The sixth sin is: meetings always miss important information and thus, they postpone critical decisions. As with the precious give “sins” of meetings, there is more than a kernel of truth in this proclamation. The way around this problem, however, is to have a strict agenda that not only details the questions that will be addressed during the meeting, but also all of the information sources that will be needed to make those decisions. This will ensure that decisions can be made based on the full amount of information present.
The seventh and last sin of meetings is: Meetings never get better; people make the same mistakes. If there is no one held accountable for the information presented and the outcomes, meetings will not likely improve over time. Thus, the remedy for all of these sins is adequate preparation, explicit accountability for certain segments of the meeting, and the ability to have management take a step back and make sure that meetings meet the goals they set. As Anthony Tjan of the Harvard Business Review posits, time must be used effectively during meetings in order for meetings to have purpose in a corporate organization (Tjan, 2011).
Lawerence, P. (1969). How to deal with resistance to change. Harvard Business Review. 1(1), 1-15.
Matson, E. (April 30, 1996). The seven deadly sins of meetings. Fast Company.
Lee, N., Senior, C., & Butler, M. (2012). Leadership research and cognitive neuroscience: The state of this union. The Leadership Quarterly, 23(2), 213-292.
Pozen, R. (2012). Stop working all those hours. Harvard Business Review Blog. Available at: http://blogs.hbr.org/hbsfaculty/2012/06/stop-working-all-those-hours.html.
Slater, J. (2004). Jack Welch on leadership. McGraw Hill Publishing.
Sun, C. (2007). How to make meetings more effective. Tech Republic (online).
Tjan, A. (2011). Make Time for Time.
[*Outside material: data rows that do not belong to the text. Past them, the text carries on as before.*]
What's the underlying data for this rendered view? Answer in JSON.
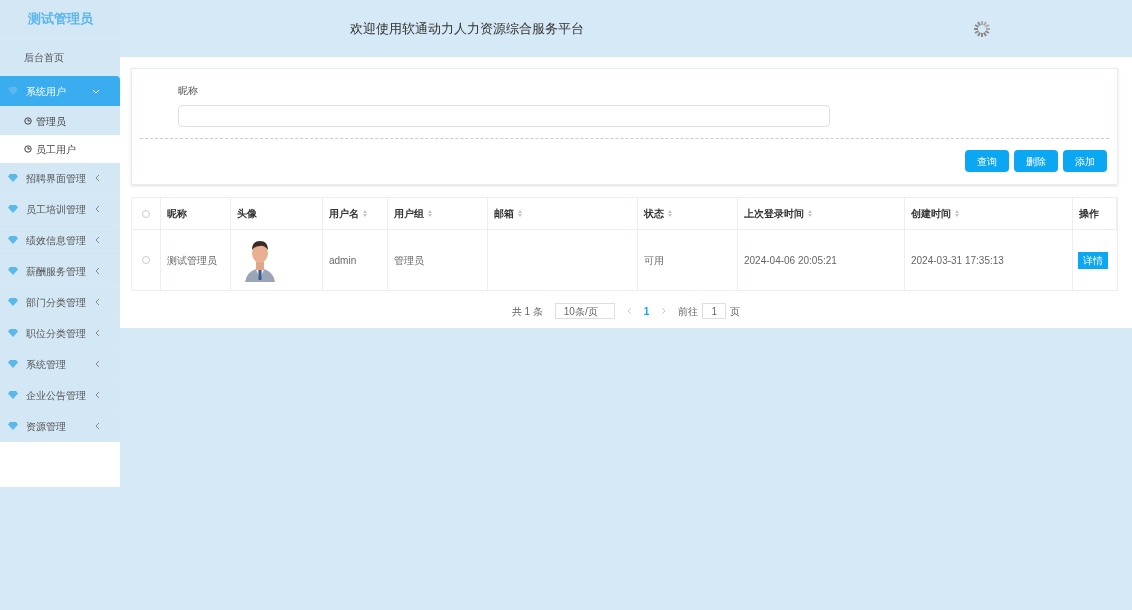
{
  "sidebar": {
    "title": "测试管理员",
    "items": [
      {
        "label": "后台首页",
        "kind": "plain",
        "selected": false
      },
      {
        "label": "系统用户",
        "kind": "group",
        "selected": true,
        "expanded": true,
        "children": [
          {
            "label": "管理员",
            "selected": false
          },
          {
            "label": "员工用户",
            "selected": true
          }
        ]
      },
      {
        "label": "招聘界面管理",
        "kind": "group",
        "selected": false,
        "expanded": false
      },
      {
        "label": "员工培训管理",
        "kind": "group",
        "selected": false,
        "expanded": false
      },
      {
        "label": "绩效信息管理",
        "kind": "group",
        "selected": false,
        "expanded": false
      },
      {
        "label": "薪酬服务管理",
        "kind": "group",
        "selected": false,
        "expanded": false
      },
      {
        "label": "部门分类管理",
        "kind": "group",
        "selected": false,
        "expanded": false
      },
      {
        "label": "职位分类管理",
        "kind": "group",
        "selected": false,
        "expanded": false
      },
      {
        "label": "系统管理",
        "kind": "group",
        "selected": false,
        "expanded": false
      },
      {
        "label": "企业公告管理",
        "kind": "group",
        "selected": false,
        "expanded": false
      },
      {
        "label": "资源管理",
        "kind": "group",
        "selected": false,
        "expanded": false
      }
    ]
  },
  "header": {
    "title": "欢迎使用软通动力人力资源综合服务平台"
  },
  "search": {
    "label": "昵称",
    "buttons": [
      "查询",
      "删除",
      "添加"
    ]
  },
  "table": {
    "select_all_checked": false,
    "columns": [
      {
        "label": "昵称",
        "sortable": false
      },
      {
        "label": "头像",
        "sortable": false
      },
      {
        "label": "用户名",
        "sortable": true
      },
      {
        "label": "用户组",
        "sortable": true
      },
      {
        "label": "邮箱",
        "sortable": true
      },
      {
        "label": "状态",
        "sortable": true
      },
      {
        "label": "上次登录时间",
        "sortable": true
      },
      {
        "label": "创建时间",
        "sortable": true
      },
      {
        "label": "操作",
        "sortable": false
      }
    ],
    "rows": [
      {
        "checked": false,
        "cells": [
          "测试管理员",
          {
            "kind": "picture"
          },
          "admin",
          "管理员",
          "",
          "可用",
          "2024-04-06 20:05:21",
          "2024-03-31 17:35:13"
        ],
        "action": "详情"
      }
    ]
  },
  "pagination": {
    "total": "共 1 条",
    "page_size": "10条/页",
    "pages": [
      {
        "label": "1",
        "selected": true
      }
    ],
    "goto_label": "前往",
    "goto_value": "1",
    "goto_suffix": "页"
  }
}
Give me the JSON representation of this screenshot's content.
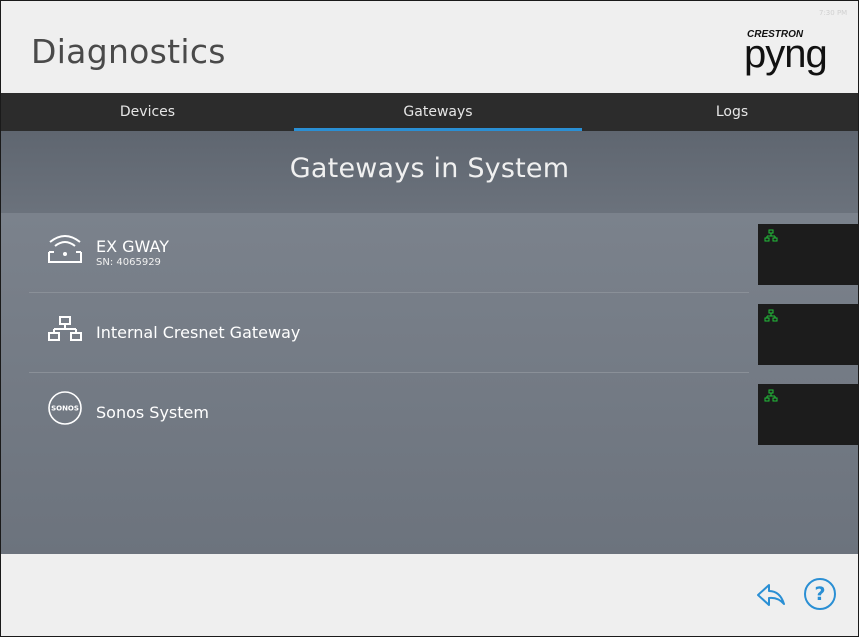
{
  "header": {
    "title": "Diagnostics",
    "clock": "7:30 PM",
    "logo": {
      "small": "CRESTRON",
      "big": "pyng"
    }
  },
  "tabs": [
    {
      "label": "Devices",
      "active": false
    },
    {
      "label": "Gateways",
      "active": true
    },
    {
      "label": "Logs",
      "active": false
    }
  ],
  "section": {
    "title": "Gateways in System"
  },
  "gateways": [
    {
      "name": "EX GWAY",
      "sn": "SN: 4065929",
      "icon": "router-icon",
      "status_icon": "network-icon"
    },
    {
      "name": "Internal Cresnet Gateway",
      "sn": "",
      "icon": "network-icon",
      "status_icon": "network-icon"
    },
    {
      "name": "Sonos System",
      "sn": "",
      "icon": "sonos-icon",
      "status_icon": "network-icon"
    }
  ],
  "footer": {
    "back_icon": "back-arrow-icon",
    "help_label": "?"
  },
  "colors": {
    "accent": "#2a8fd4",
    "tab_bar": "#2c2c2c",
    "panel": "#737a85",
    "status_online": "#22c13a"
  }
}
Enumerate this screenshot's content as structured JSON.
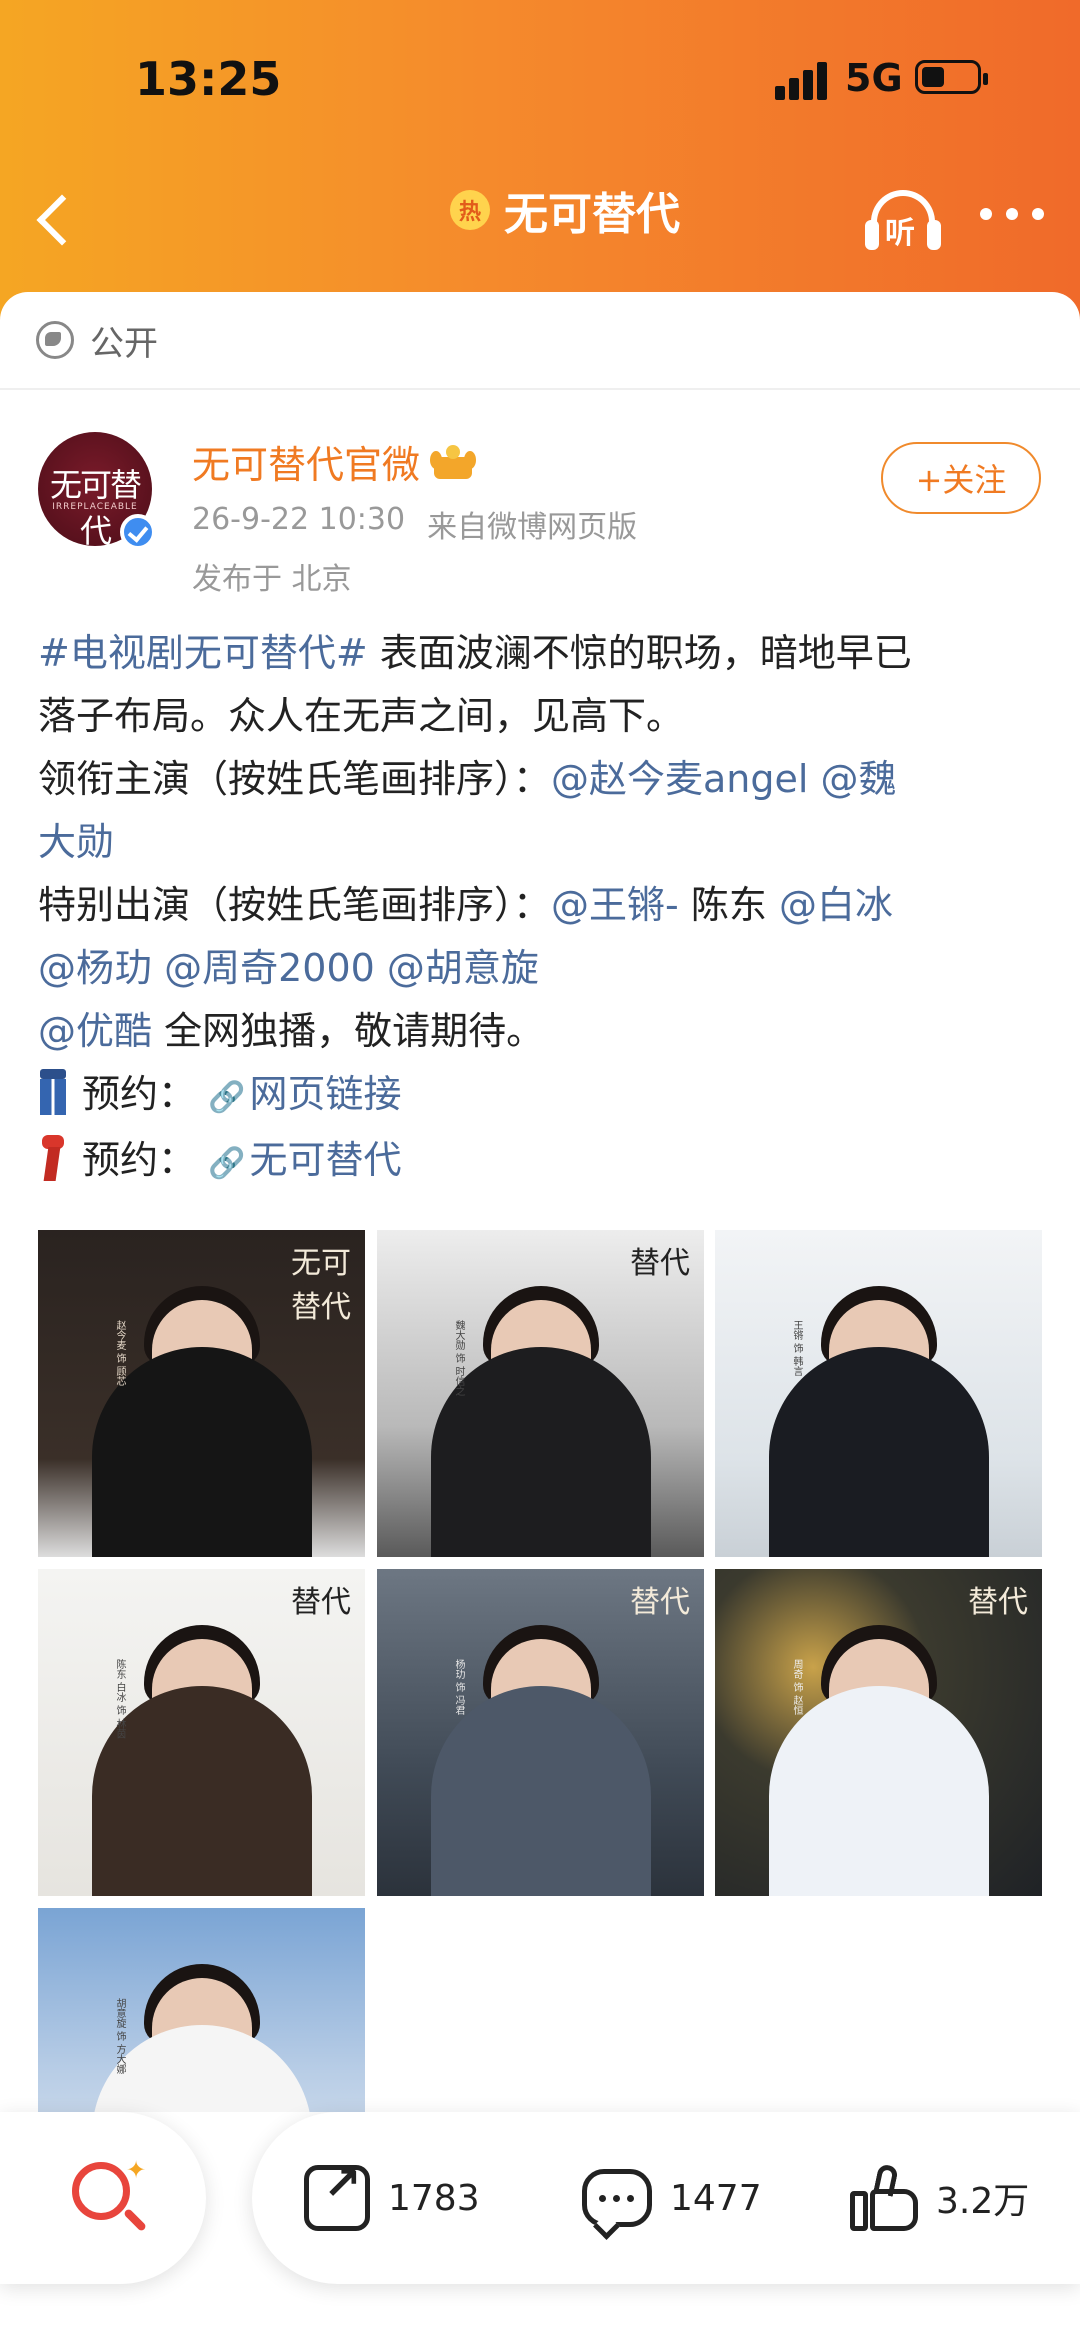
{
  "status_bar": {
    "time": "13:25",
    "network": "5G"
  },
  "nav": {
    "title": "无可替代",
    "hot_badge": "热",
    "listen_label": "听"
  },
  "post": {
    "visibility": "公开",
    "author": {
      "name": "无可替代官微",
      "date": "26-9-22 10:30",
      "source": "来自微博网页版",
      "location": "发布于 北京",
      "avatar_logo": "无可替代",
      "avatar_logo_sub": "IRREPLACEABLE",
      "follow_label": "+关注"
    },
    "content": {
      "l1_tag": "#电视剧无可替代#",
      "l1_text": " 表面波澜不惊的职场，暗地早已",
      "l2_text": "落子布局。众人在无声之间，见高下。",
      "l3_text": "领衔主演（按姓氏笔画排序）：",
      "l3_m1": "@赵今麦angel",
      "l3_m2": "@魏",
      "l4_m2": "大勋",
      "l5_text": "特别出演（按姓氏笔画排序）：",
      "l5_m1": "@王锵-",
      "l5_t2": "陈东",
      "l5_m2": "@白冰",
      "l6_m1": "@杨玏",
      "l6_m2": "@周奇2000",
      "l6_m3": "@胡意旋",
      "l7_m1": "@优酷",
      "l7_text": " 全网独播，敬请期待。",
      "l8_label": "预约：",
      "l8_link": "网页链接",
      "l9_label": "预约：",
      "l9_link": "无可替代"
    },
    "photos": [
      {
        "tag": "无可\n替代",
        "caption": "赵今麦 饰 顾芯"
      },
      {
        "tag": "替代",
        "caption": "魏大勋 饰 时信之"
      },
      {
        "tag": "",
        "caption": "王锵 饰 韩言"
      },
      {
        "tag": "替代",
        "caption": "陈东 白冰 饰 林茵"
      },
      {
        "tag": "替代",
        "caption": "杨玏 饰 冯君"
      },
      {
        "tag": "替代",
        "caption": "周奇 饰 赵恒"
      },
      {
        "tag": "",
        "caption": "胡意旋 饰 方大娜"
      }
    ]
  },
  "bottom_bar": {
    "share_count": "1783",
    "comment_count": "1477",
    "like_count": "3.2万"
  },
  "colors": {
    "accent": "#f07a22",
    "link": "#4b6b9b",
    "header_start": "#f5a623",
    "header_end": "#f06a2a"
  }
}
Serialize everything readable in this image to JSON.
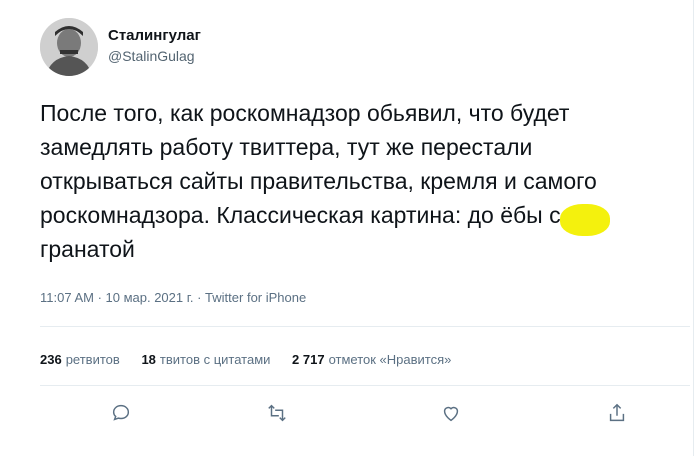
{
  "tweet": {
    "author_name": "Сталингулаг",
    "author_handle": "@StalinGulag",
    "text_lines": [
      "После того, как роскомнадзор обьявил, что будет",
      "замедлять работу твиттера, тут же перестали",
      "открываться сайты правительства, кремля и самого",
      "роскомнадзора. Классическая картина: до   ёбы с",
      "гранатой"
    ],
    "timestamp": "11:07 AM · 10 мар. 2021 г. · Twitter for iPhone"
  },
  "stats": {
    "retweets_count": "236",
    "retweets_label": "ретвитов",
    "quotes_count": "18",
    "quotes_label": "твитов с цитатами",
    "likes_count": "2 717",
    "likes_label": "отметок «Нравится»"
  },
  "actions": [
    {
      "icon": "reply-icon"
    },
    {
      "icon": "retweet-icon"
    },
    {
      "icon": "like-icon"
    },
    {
      "icon": "share-icon"
    }
  ],
  "colors": {
    "text": "#0f1419",
    "secondary": "#5b7083",
    "highlight": "#f3f000",
    "divider": "#e6ecf0"
  }
}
Harvard Business Review. Available at: http://blogs.hbr.org/tjan/2011/12/make-time-for-time.html.
Time is precious
don’t waste it!